Appropriations sent these bills to the Senate, which passed roughly 80 bills on Friday. About 50 of those bills required amendments and were sent to the House, but the House never considered them. Roughly 30 of those bills were passed to be enacted in the Senate without amendments, and those measures now sit on Gov. Mills’ desk. In total, those 30 bills amount to roughly $2.1 million in new spending in the current budget cycle and roughly $9 million in future bienniums.

Gov. Mills made it crystal clear that she opposed any new spending, and because of this, Speaker Talbot Ross was forced to adjourn the House without considering any of the bills the Senate had amended and approved. This move by Gov. Mills was an excellent way to use her power as chief executive to check an overactive and politically-motivated Legislature. However, she still acknowledged the Senate did additional legislative work and put new business on her desk. The governor now has 10 days to decide whether or not she signs any of the bills put on her desk by the Senate. Anything she does not sign during this 10-day window will effectively be vetoed.

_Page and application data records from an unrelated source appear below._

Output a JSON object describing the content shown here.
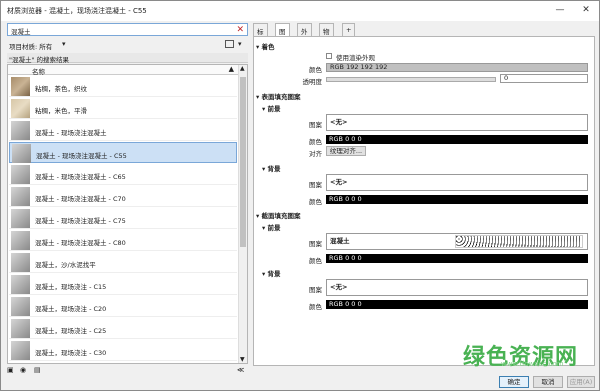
{
  "window": {
    "title": "材质浏览器 - 混凝土，现场浇注混凝土 - C55",
    "minimize": "—",
    "close": "✕"
  },
  "search": {
    "value": "混凝土",
    "clear": "✕"
  },
  "filter": {
    "label": "项目材质: 所有",
    "arrow": "▾",
    "view_arrow": "▾"
  },
  "section": {
    "label": "\"混凝土\" 的搜索结果"
  },
  "list": {
    "column": "名称",
    "sort_arrow": "▲",
    "items": [
      {
        "name": "粘稠，茶色，织纹",
        "swatch": "wood"
      },
      {
        "name": "粘稠，米色，平滑",
        "swatch": "beige"
      },
      {
        "name": "混凝土 - 现场浇注混凝土",
        "swatch": "gray"
      },
      {
        "name": "混凝土 - 现场浇注混凝土 - C55",
        "swatch": "gray",
        "selected": true
      },
      {
        "name": "混凝土 - 现场浇注混凝土 - C65",
        "swatch": "gray"
      },
      {
        "name": "混凝土 - 现场浇注混凝土 - C70",
        "swatch": "gray"
      },
      {
        "name": "混凝土 - 现场浇注混凝土 - C75",
        "swatch": "gray"
      },
      {
        "name": "混凝土 - 现场浇注混凝土 - C80",
        "swatch": "gray"
      },
      {
        "name": "混凝土，沙/水泥找平",
        "swatch": "gray"
      },
      {
        "name": "混凝土，现场浇注 - C15",
        "swatch": "gray"
      },
      {
        "name": "混凝土，现场浇注 - C20",
        "swatch": "gray"
      },
      {
        "name": "混凝土，现场浇注 - C25",
        "swatch": "gray"
      },
      {
        "name": "混凝土，现场浇注 - C30",
        "swatch": "gray"
      },
      {
        "name": "混凝土，现场浇注 - C35",
        "swatch": "gray"
      }
    ]
  },
  "left_footer": {
    "collapse": "≪"
  },
  "tabs": [
    "标识",
    "图形",
    "外观",
    "物理",
    "+"
  ],
  "shading": {
    "header": "▾ 着色",
    "use_render_label": "使用渲染外观",
    "color_label": "颜色",
    "color_value": "RGB 192 192 192",
    "transparency_label": "透明度",
    "transparency_value": "0"
  },
  "surface": {
    "header": "▾ 表面填充图案",
    "fore": {
      "header": "▾ 前景",
      "pattern_label": "图案",
      "pattern_value": "<无>",
      "color_label": "颜色",
      "color_value": "RGB 0 0 0",
      "align_label": "对齐",
      "align_button": "纹理对齐..."
    },
    "back": {
      "header": "▾ 背景",
      "pattern_label": "图案",
      "pattern_value": "<无>",
      "color_label": "颜色",
      "color_value": "RGB 0 0 0"
    }
  },
  "cut": {
    "header": "▾ 截面填充图案",
    "fore": {
      "header": "▾ 前景",
      "pattern_label": "图案",
      "pattern_value": "混凝土",
      "color_label": "颜色",
      "color_value": "RGB 0 0 0"
    },
    "back": {
      "header": "▾ 背景",
      "pattern_label": "图案",
      "pattern_value": "<无>",
      "color_label": "颜色",
      "color_value": "RGB 0 0 0"
    }
  },
  "buttons": {
    "ok": "确定",
    "cancel": "取消",
    "apply": "应用(A)"
  },
  "watermark": {
    "main": "绿色资源网",
    "sub": "www.downcc.com"
  }
}
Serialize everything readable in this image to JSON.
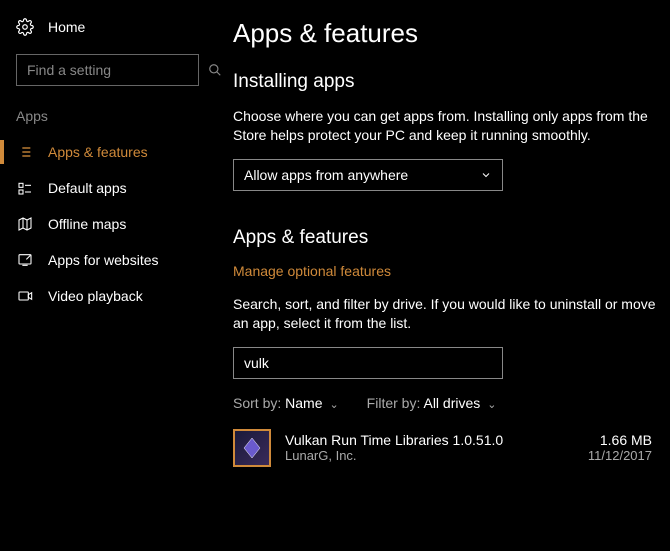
{
  "sidebar": {
    "home": "Home",
    "search_placeholder": "Find a setting",
    "category": "Apps",
    "items": [
      {
        "label": "Apps & features"
      },
      {
        "label": "Default apps"
      },
      {
        "label": "Offline maps"
      },
      {
        "label": "Apps for websites"
      },
      {
        "label": "Video playback"
      }
    ]
  },
  "main": {
    "title": "Apps & features",
    "installing_title": "Installing apps",
    "installing_desc": "Choose where you can get apps from. Installing only apps from the Store helps protect your PC and keep it running smoothly.",
    "allow_dropdown": "Allow apps from anywhere",
    "section_title": "Apps & features",
    "optional_link": "Manage optional features",
    "search_desc": "Search, sort, and filter by drive. If you would like to uninstall or move an app, select it from the list.",
    "search_value": "vulk",
    "sort_label": "Sort by:",
    "sort_value": "Name",
    "filter_label": "Filter by:",
    "filter_value": "All drives",
    "app": {
      "name": "Vulkan Run Time Libraries 1.0.51.0",
      "publisher": "LunarG, Inc.",
      "size": "1.66 MB",
      "date": "11/12/2017"
    }
  }
}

This situation–infighting among Democratic leadership–began to unfold several weeks ago when the Legislature announced a staggering fact: around $11.4 million of state funding had not been allocated as part of the final supplemental budget deal. This “failure” to spend every available penny was likely a consequence of the chaos that ensued in the Appropriations Committee near the end of the session in April. The Appropriations Committee’s ambitious attempt at massive budgetary restructuring and other gimmicks, though unsuccessful, resulted in $11 million being taken from the highway budget–roughly the same amount lawmakers had left to spend in unallocated revenue. 

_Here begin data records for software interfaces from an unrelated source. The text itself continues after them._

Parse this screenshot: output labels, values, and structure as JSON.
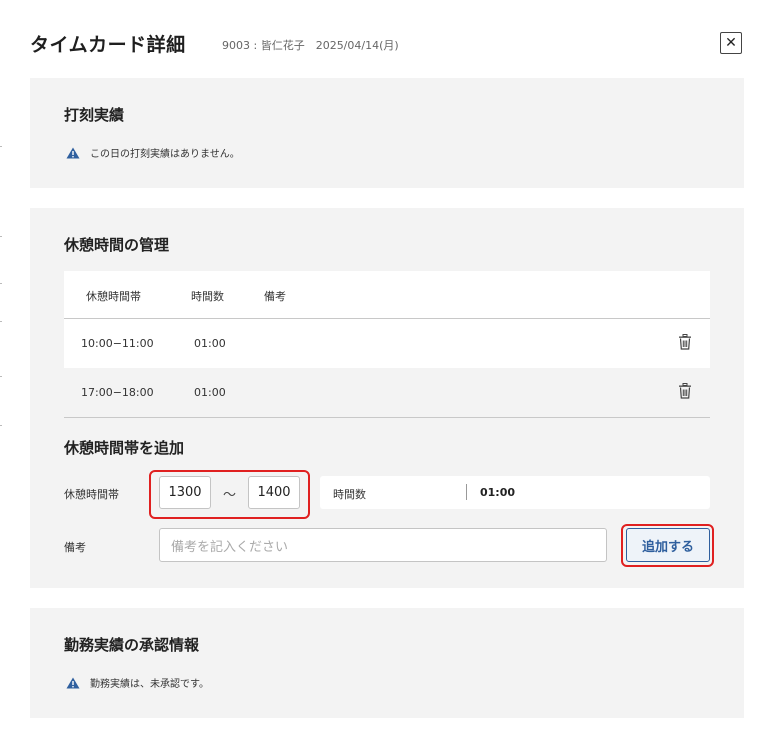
{
  "header": {
    "title": "タイムカード詳細",
    "meta": "9003 : 皆仁花子　2025/04/14(月)",
    "close_glyph": "✕"
  },
  "punch_section": {
    "title": "打刻実績",
    "notice": "この日の打刻実績はありません。"
  },
  "break_section": {
    "title": "休憩時間の管理",
    "columns": [
      "休憩時間帯",
      "時間数",
      "備考"
    ],
    "rows": [
      {
        "range": "10:00−11:00",
        "hours": "01:00",
        "note": ""
      },
      {
        "range": "17:00−18:00",
        "hours": "01:00",
        "note": ""
      }
    ],
    "add_title": "休憩時間帯を追加",
    "range_label": "休憩時間帯",
    "start_value": "1300",
    "separator": "〜",
    "end_value": "1400",
    "hours_label": "時間数",
    "hours_value": "01:00",
    "note_label": "備考",
    "note_placeholder": "備考を記入ください",
    "add_button": "追加する"
  },
  "approval_section": {
    "title": "勤務実績の承認情報",
    "notice": "勤務実績は、未承認です。"
  },
  "colors": {
    "section_bg": "#f3f3f3",
    "accent": "#2f5f9e",
    "warning_icon": "#2f5f9e",
    "highlight": "#e02020"
  }
}
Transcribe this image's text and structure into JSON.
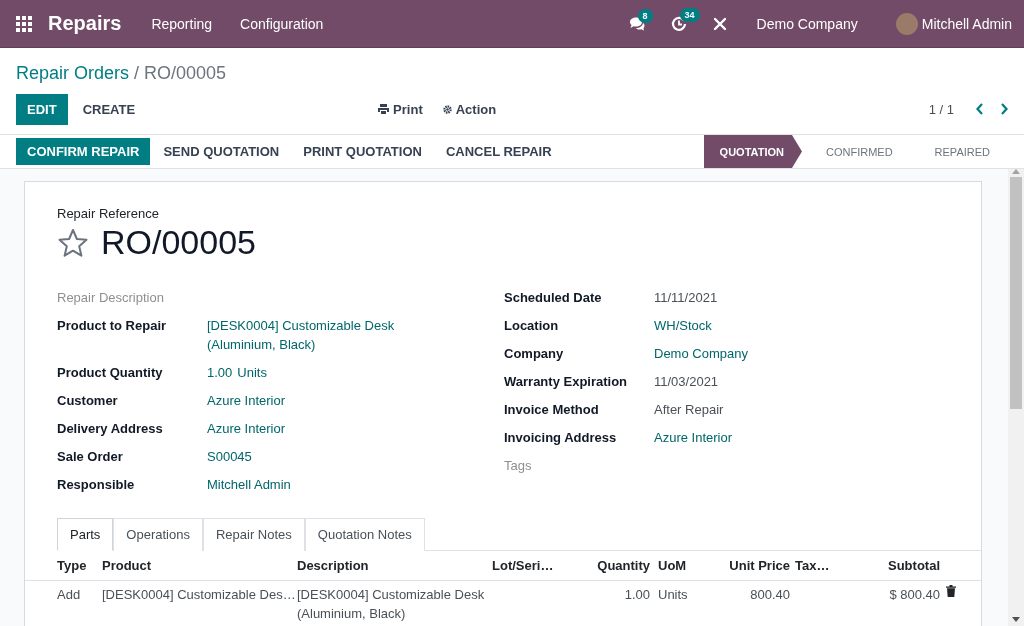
{
  "navbar": {
    "app_name": "Repairs",
    "menu": [
      "Reporting",
      "Configuration"
    ],
    "messages_count": "8",
    "activities_count": "34",
    "company": "Demo Company",
    "user": "Mitchell Admin"
  },
  "breadcrumb": {
    "parent": "Repair Orders",
    "separator": "/",
    "current": "RO/00005"
  },
  "toolbar": {
    "edit": "EDIT",
    "create": "CREATE",
    "print": "Print",
    "action": "Action",
    "pager": "1 / 1"
  },
  "header_buttons": [
    {
      "label": "CONFIRM REPAIR",
      "primary": true
    },
    {
      "label": "SEND QUOTATION",
      "primary": false
    },
    {
      "label": "PRINT QUOTATION",
      "primary": false
    },
    {
      "label": "CANCEL REPAIR",
      "primary": false
    }
  ],
  "stages": [
    {
      "label": "QUOTATION",
      "selected": true
    },
    {
      "label": "CONFIRMED",
      "selected": false
    },
    {
      "label": "REPAIRED",
      "selected": false
    }
  ],
  "form": {
    "reference_label": "Repair Reference",
    "reference": "RO/00005",
    "starred": false,
    "left_fields": [
      {
        "label": "Repair Description",
        "kind": "empty"
      },
      {
        "label": "Product to Repair",
        "kind": "link",
        "value": "[DESK0004] Customizable Desk (Aluminium, Black)"
      },
      {
        "label": "Product Quantity",
        "kind": "quantity",
        "value": "1.00",
        "unit": "Units"
      },
      {
        "label": "Customer",
        "kind": "link",
        "value": "Azure Interior"
      },
      {
        "label": "Delivery Address",
        "kind": "link",
        "value": "Azure Interior"
      },
      {
        "label": "Sale Order",
        "kind": "link",
        "value": "S00045"
      },
      {
        "label": "Responsible",
        "kind": "link",
        "value": "Mitchell Admin"
      }
    ],
    "right_fields": [
      {
        "label": "Scheduled Date",
        "kind": "text",
        "value": "11/11/2021"
      },
      {
        "label": "Location",
        "kind": "link",
        "value": "WH/Stock"
      },
      {
        "label": "Company",
        "kind": "link",
        "value": "Demo Company"
      },
      {
        "label": "Warranty Expiration",
        "kind": "text",
        "value": "11/03/2021"
      },
      {
        "label": "Invoice Method",
        "kind": "text",
        "value": "After Repair"
      },
      {
        "label": "Invoicing Address",
        "kind": "link",
        "value": "Azure Interior"
      },
      {
        "label": "Tags",
        "kind": "empty"
      }
    ],
    "tabs": [
      {
        "label": "Parts",
        "selected": true
      },
      {
        "label": "Operations",
        "selected": false
      },
      {
        "label": "Repair Notes",
        "selected": false
      },
      {
        "label": "Quotation Notes",
        "selected": false
      }
    ],
    "table": {
      "columns": [
        "Type",
        "Product",
        "Description",
        "Lot/Seri…",
        "Quantity",
        "UoM",
        "Unit Price",
        "Tax…",
        "Subtotal"
      ],
      "rows": [
        {
          "cells": [
            "Add",
            "[DESK0004] Customizable Des…",
            "[DESK0004] Customizable Desk (Aluminium, Black)",
            "",
            "1.00",
            "Units",
            "800.40",
            "",
            "$ 800.40"
          ]
        }
      ]
    }
  }
}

If the House had amended and passed all of these bills like the Senate, they would have also been sent to Gov. Mills desk, which would have caused several legal issues. Few problems would have arisen if Gov. Mills pocket-vetoed them all, as they would have died assuming the legislature did not call a special session to address them. However, if Gov. Mills had signed these bills–or signs the ones currently sitting on her desk–the legality of the laws could be a serious issue considering the improper procedure they passed with creates legal grounds to challenge them in court.

One bill sent to the House was LD 936, which required employers to disclose open positions’ pay ranges and to implement pay history record keeping. The House did not consider this bill, but if it had been passed into law, businesses not doing both of these things would be violating the law. If a business failed to comply with this bill, a state court potentially would have been forced to step in and determine whether the law was legally considered and approved by the Legislature on Veto Day.

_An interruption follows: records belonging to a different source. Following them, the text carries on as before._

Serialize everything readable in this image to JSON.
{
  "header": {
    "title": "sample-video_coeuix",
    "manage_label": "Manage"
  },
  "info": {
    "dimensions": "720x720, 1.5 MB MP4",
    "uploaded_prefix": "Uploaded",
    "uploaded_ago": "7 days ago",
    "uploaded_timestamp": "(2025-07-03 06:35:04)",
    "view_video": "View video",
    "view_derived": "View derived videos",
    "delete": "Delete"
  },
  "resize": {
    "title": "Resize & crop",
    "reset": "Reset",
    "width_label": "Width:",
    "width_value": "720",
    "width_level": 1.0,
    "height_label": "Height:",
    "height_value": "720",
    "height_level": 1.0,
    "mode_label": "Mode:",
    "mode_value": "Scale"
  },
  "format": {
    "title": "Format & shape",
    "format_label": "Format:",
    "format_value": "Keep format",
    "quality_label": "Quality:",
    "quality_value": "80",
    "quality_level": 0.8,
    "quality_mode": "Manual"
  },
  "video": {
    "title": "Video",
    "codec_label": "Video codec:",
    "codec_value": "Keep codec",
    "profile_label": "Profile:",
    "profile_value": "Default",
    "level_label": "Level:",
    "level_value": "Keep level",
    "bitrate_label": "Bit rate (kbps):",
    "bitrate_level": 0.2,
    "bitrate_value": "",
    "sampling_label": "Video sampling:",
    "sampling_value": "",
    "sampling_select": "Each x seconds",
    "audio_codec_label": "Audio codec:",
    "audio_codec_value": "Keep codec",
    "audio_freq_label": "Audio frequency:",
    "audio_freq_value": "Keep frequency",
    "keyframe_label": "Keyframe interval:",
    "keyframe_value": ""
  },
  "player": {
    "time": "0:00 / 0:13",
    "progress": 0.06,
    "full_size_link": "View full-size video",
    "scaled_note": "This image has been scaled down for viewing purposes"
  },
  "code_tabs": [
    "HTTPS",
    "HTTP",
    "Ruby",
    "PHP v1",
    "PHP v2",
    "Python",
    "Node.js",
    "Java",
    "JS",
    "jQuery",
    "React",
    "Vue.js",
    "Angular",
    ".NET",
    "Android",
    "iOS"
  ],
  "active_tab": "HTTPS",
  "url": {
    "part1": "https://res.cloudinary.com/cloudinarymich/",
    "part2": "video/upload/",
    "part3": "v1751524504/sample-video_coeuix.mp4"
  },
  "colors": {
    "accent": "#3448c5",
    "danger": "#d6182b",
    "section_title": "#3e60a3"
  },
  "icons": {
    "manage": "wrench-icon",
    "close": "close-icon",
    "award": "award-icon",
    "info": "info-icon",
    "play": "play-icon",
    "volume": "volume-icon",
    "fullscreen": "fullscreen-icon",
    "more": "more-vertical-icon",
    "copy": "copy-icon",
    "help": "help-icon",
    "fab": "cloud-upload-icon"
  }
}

Depending on the behavior of the judicial, executive, and legislative branches in this scenario, we could have had a full-blown constitutional crisis on our hands, and all because Senate President Jackson and Speaker Talbot Ross did not want this $11 million to go unspent.

In addition to the 30 spending bills, lawmakers also responded to the governor’s previous vetoes, all of which were sustained including LD 1231. This bill would have significantly increased Maine’s income tax rates and justified the increase by providing minimal income tax reductions for lower-income earners. Many Democrats and some Republicans, including the bill’s sponsor, Rep. Meldon Carmichael, supported the bill. But in the end, a majority of legislators agreed with Gov. Mills veto of LD 1231 and voted to sustain it.

The legislative session is finally over and the 131st legislature has met for the final time barring an unexpected special session. We will have to wait until November to see if the controversial behavior of Democratic leadership in the final weeks of session impacts the outcome of the upcoming elections or the inter-party relations of the Maine Legislature next year.